*** Opening of Records ***

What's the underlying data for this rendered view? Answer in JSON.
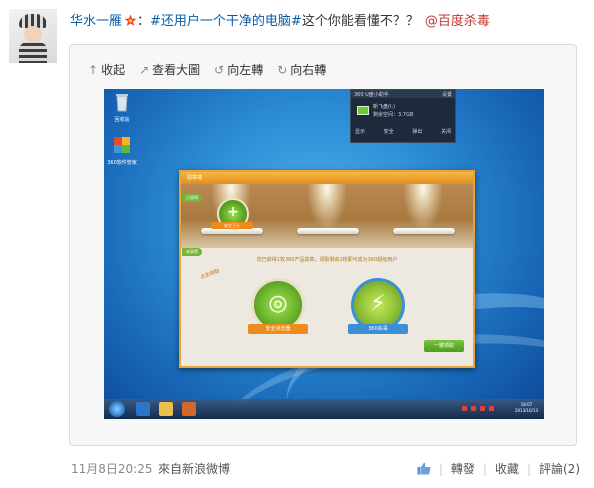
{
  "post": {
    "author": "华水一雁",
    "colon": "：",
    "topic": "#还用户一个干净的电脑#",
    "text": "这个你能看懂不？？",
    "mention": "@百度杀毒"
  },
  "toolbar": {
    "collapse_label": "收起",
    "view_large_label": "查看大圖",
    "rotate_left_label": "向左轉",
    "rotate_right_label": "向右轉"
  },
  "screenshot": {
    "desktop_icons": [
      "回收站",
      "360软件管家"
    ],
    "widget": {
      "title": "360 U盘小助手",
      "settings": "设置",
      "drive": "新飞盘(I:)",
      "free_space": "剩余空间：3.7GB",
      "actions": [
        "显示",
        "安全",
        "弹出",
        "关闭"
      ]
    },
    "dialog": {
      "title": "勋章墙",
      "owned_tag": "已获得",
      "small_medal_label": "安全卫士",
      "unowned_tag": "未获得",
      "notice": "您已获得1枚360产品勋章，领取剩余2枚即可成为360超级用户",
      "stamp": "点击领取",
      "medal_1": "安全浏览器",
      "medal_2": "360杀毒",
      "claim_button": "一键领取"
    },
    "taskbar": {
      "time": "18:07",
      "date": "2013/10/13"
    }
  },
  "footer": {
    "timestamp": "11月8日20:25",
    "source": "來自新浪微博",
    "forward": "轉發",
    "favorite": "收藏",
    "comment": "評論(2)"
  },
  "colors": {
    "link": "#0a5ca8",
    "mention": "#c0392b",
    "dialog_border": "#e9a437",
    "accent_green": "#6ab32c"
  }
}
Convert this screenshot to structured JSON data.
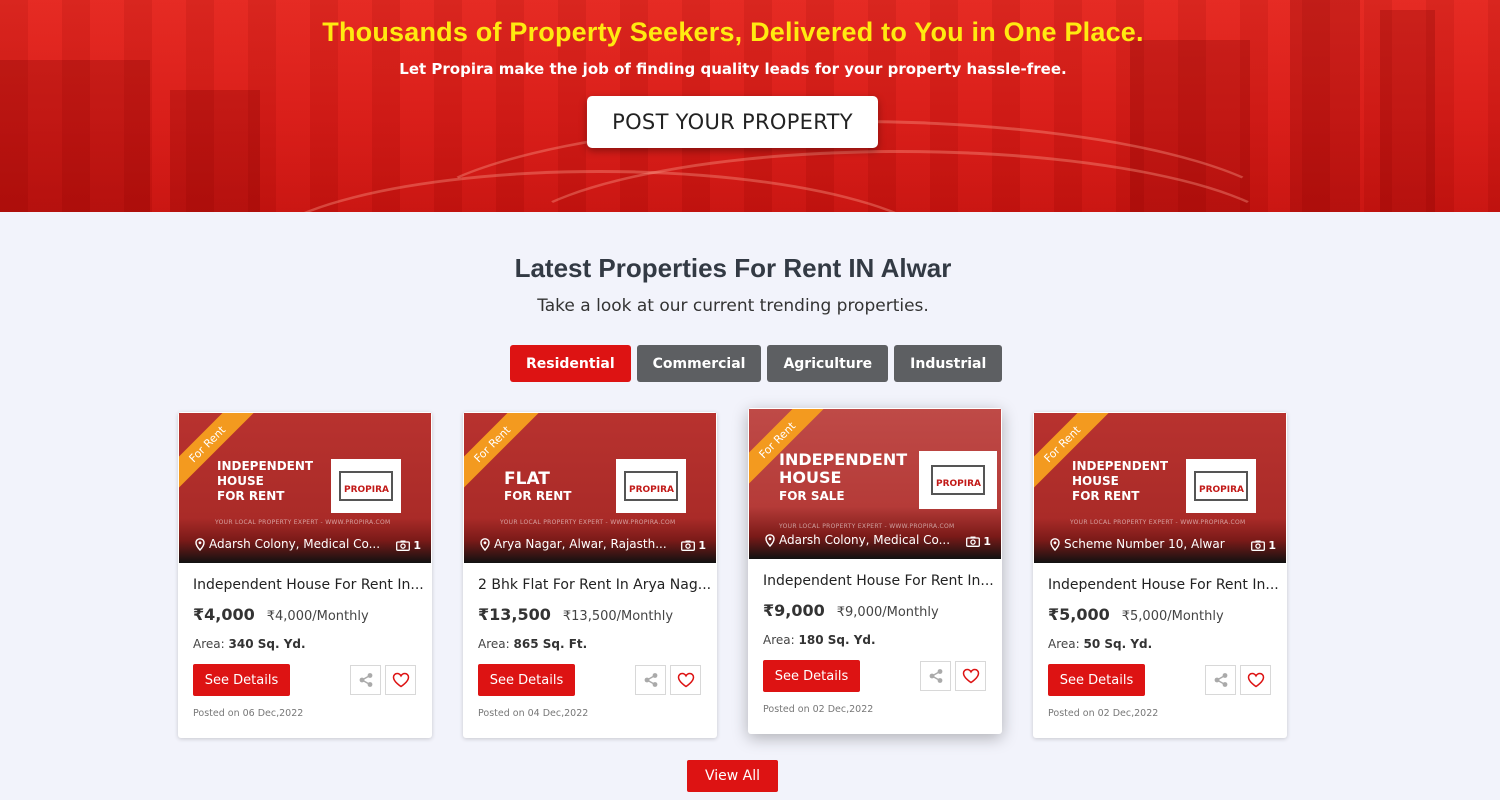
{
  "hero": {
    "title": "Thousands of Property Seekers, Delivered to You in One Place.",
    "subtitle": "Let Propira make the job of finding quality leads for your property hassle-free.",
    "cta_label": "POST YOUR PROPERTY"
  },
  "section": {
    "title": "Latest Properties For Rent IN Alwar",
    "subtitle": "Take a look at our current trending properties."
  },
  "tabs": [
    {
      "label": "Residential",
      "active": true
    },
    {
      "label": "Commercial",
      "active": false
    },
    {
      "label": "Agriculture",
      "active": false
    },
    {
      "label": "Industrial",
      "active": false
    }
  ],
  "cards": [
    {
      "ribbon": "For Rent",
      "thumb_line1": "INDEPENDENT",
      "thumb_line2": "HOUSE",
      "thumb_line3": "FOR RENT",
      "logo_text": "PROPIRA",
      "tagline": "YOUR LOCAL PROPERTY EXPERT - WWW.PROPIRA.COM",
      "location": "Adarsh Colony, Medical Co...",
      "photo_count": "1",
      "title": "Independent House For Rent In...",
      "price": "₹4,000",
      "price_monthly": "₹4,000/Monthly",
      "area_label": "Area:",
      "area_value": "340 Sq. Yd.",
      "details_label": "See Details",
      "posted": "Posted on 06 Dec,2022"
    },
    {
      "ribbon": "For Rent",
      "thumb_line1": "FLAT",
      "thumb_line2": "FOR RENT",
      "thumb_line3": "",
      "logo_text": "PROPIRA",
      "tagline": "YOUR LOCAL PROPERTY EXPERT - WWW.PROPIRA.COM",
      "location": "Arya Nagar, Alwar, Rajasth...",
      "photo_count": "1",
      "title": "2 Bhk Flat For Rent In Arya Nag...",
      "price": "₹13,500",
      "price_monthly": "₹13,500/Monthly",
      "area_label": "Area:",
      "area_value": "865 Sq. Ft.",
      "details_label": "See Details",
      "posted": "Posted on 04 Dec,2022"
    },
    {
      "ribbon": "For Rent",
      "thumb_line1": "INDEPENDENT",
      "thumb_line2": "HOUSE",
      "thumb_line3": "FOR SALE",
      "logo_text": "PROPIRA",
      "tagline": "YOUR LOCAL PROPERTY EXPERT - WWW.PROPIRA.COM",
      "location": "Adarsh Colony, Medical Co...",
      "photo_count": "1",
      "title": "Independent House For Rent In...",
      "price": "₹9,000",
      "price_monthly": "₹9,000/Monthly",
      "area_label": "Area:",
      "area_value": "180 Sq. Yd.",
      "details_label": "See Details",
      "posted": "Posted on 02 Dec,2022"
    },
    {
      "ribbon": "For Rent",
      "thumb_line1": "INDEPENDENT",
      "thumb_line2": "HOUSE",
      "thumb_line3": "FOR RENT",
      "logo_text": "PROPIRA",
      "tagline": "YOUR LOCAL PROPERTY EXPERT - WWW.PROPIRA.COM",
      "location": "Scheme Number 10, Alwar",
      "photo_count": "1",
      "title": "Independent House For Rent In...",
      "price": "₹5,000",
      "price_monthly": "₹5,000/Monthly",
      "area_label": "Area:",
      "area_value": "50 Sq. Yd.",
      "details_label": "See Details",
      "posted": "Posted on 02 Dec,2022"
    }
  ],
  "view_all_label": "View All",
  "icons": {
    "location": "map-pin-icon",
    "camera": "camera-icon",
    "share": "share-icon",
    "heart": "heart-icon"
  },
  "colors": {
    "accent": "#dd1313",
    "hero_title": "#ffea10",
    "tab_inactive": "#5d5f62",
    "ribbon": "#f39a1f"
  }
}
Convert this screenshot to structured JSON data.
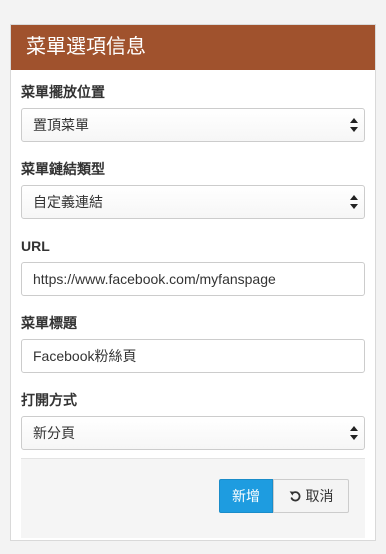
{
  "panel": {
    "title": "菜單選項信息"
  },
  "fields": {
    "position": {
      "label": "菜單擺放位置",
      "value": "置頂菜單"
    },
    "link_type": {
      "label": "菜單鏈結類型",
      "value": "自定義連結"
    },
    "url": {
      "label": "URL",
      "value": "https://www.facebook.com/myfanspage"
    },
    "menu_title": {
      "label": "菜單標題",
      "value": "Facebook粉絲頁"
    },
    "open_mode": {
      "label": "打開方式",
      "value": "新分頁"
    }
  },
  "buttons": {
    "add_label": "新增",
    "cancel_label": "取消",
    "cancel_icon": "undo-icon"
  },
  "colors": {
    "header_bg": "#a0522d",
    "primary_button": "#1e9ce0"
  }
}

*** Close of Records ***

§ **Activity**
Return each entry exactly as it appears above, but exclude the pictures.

§ **Output below**
What's the underlying data for this rendered view? Answer in JSON.
{
  "post": {
    "author": "华水一雁",
    "colon": "：",
    "topic": "#还用户一个干净的电脑#",
    "text": "这个你能看懂不？？",
    "mention": "@百度杀毒"
  },
  "toolbar": {
    "collapse_label": "收起",
    "view_large_label": "查看大圖",
    "rotate_left_label": "向左轉",
    "rotate_right_label": "向右轉"
  },
  "screenshot": {
    "desktop_icons": [
      "回收站",
      "360软件管家"
    ],
    "widget": {
      "title": "360 U盘小助手",
      "settings": "设置",
      "drive": "新飞盘(I:)",
      "free_space": "剩余空间：3.7GB",
      "actions": [
        "显示",
        "安全",
        "弹出",
        "关闭"
      ]
    },
    "dialog": {
      "title": "勋章墙",
      "owned_tag": "已获得",
      "small_medal_label": "安全卫士",
      "unowned_tag": "未获得",
      "notice": "您已获得1枚360产品勋章，领取剩余2枚即可成为360超级用户",
      "stamp": "点击领取",
      "medal_1": "安全浏览器",
      "medal_2": "360杀毒",
      "claim_button": "一键领取"
    },
    "taskbar": {
      "time": "18:07",
      "date": "2013/10/13"
    }
  },
  "footer": {
    "timestamp": "11月8日20:25",
    "source": "來自新浪微博",
    "forward": "轉發",
    "favorite": "收藏",
    "comment": "評論(2)"
  },
  "colors": {
    "link": "#0a5ca8",
    "mention": "#c0392b",
    "dialog_border": "#e9a437",
    "accent_green": "#6ab32c"
  }
}
Convert this screenshot to structured JSON data.
{
  "hero": {
    "title": "Thousands of Property Seekers, Delivered to You in One Place.",
    "subtitle": "Let Propira make the job of finding quality leads for your property hassle-free.",
    "cta_label": "POST YOUR PROPERTY"
  },
  "section": {
    "title": "Latest Properties For Rent IN Alwar",
    "subtitle": "Take a look at our current trending properties."
  },
  "tabs": [
    {
      "label": "Residential",
      "active": true
    },
    {
      "label": "Commercial",
      "active": false
    },
    {
      "label": "Agriculture",
      "active": false
    },
    {
      "label": "Industrial",
      "active": false
    }
  ],
  "cards": [
    {
      "ribbon": "For Rent",
      "thumb_line1": "INDEPENDENT",
      "thumb_line2": "HOUSE",
      "thumb_line3": "FOR RENT",
      "logo_text": "PROPIRA",
      "tagline": "YOUR LOCAL PROPERTY EXPERT - WWW.PROPIRA.COM",
      "location": "Adarsh Colony, Medical Co...",
      "photo_count": "1",
      "title": "Independent House For Rent In...",
      "price": "₹4,000",
      "price_monthly": "₹4,000/Monthly",
      "area_label": "Area:",
      "area_value": "340 Sq. Yd.",
      "details_label": "See Details",
      "posted": "Posted on 06 Dec,2022"
    },
    {
      "ribbon": "For Rent",
      "thumb_line1": "FLAT",
      "thumb_line2": "FOR RENT",
      "thumb_line3": "",
      "logo_text": "PROPIRA",
      "tagline": "YOUR LOCAL PROPERTY EXPERT - WWW.PROPIRA.COM",
      "location": "Arya Nagar, Alwar, Rajasth...",
      "photo_count": "1",
      "title": "2 Bhk Flat For Rent In Arya Nag...",
      "price": "₹13,500",
      "price_monthly": "₹13,500/Monthly",
      "area_label": "Area:",
      "area_value": "865 Sq. Ft.",
      "details_label": "See Details",
      "posted": "Posted on 04 Dec,2022"
    },
    {
      "ribbon": "For Rent",
      "thumb_line1": "INDEPENDENT",
      "thumb_line2": "HOUSE",
      "thumb_line3": "FOR SALE",
      "logo_text": "PROPIRA",
      "tagline": "YOUR LOCAL PROPERTY EXPERT - WWW.PROPIRA.COM",
      "location": "Adarsh Colony, Medical Co...",
      "photo_count": "1",
      "title": "Independent House For Rent In...",
      "price": "₹9,000",
      "price_monthly": "₹9,000/Monthly",
      "area_label": "Area:",
      "area_value": "180 Sq. Yd.",
      "details_label": "See Details",
      "posted": "Posted on 02 Dec,2022"
    },
    {
      "ribbon": "For Rent",
      "thumb_line1": "INDEPENDENT",
      "thumb_line2": "HOUSE",
      "thumb_line3": "FOR RENT",
      "logo_text": "PROPIRA",
      "tagline": "YOUR LOCAL PROPERTY EXPERT - WWW.PROPIRA.COM",
      "location": "Scheme Number 10, Alwar",
      "photo_count": "1",
      "title": "Independent House For Rent In...",
      "price": "₹5,000",
      "price_monthly": "₹5,000/Monthly",
      "area_label": "Area:",
      "area_value": "50 Sq. Yd.",
      "details_label": "See Details",
      "posted": "Posted on 02 Dec,2022"
    }
  ],
  "view_all_label": "View All",
  "icons": {
    "location": "map-pin-icon",
    "camera": "camera-icon",
    "share": "share-icon",
    "heart": "heart-icon"
  },
  "colors": {
    "accent": "#dd1313",
    "hero_title": "#ffea10",
    "tab_inactive": "#5d5f62",
    "ribbon": "#f39a1f"
  }
}
Convert this screenshot to structured JSON data.
{
  "panel": {
    "title": "菜單選項信息"
  },
  "fields": {
    "position": {
      "label": "菜單擺放位置",
      "value": "置頂菜單"
    },
    "link_type": {
      "label": "菜單鏈結類型",
      "value": "自定義連結"
    },
    "url": {
      "label": "URL",
      "value": "https://www.facebook.com/myfanspage"
    },
    "menu_title": {
      "label": "菜單標題",
      "value": "Facebook粉絲頁"
    },
    "open_mode": {
      "label": "打開方式",
      "value": "新分頁"
    }
  },
  "buttons": {
    "add_label": "新增",
    "cancel_label": "取消",
    "cancel_icon": "undo-icon"
  },
  "colors": {
    "header_bg": "#a0522d",
    "primary_button": "#1e9ce0"
  }
}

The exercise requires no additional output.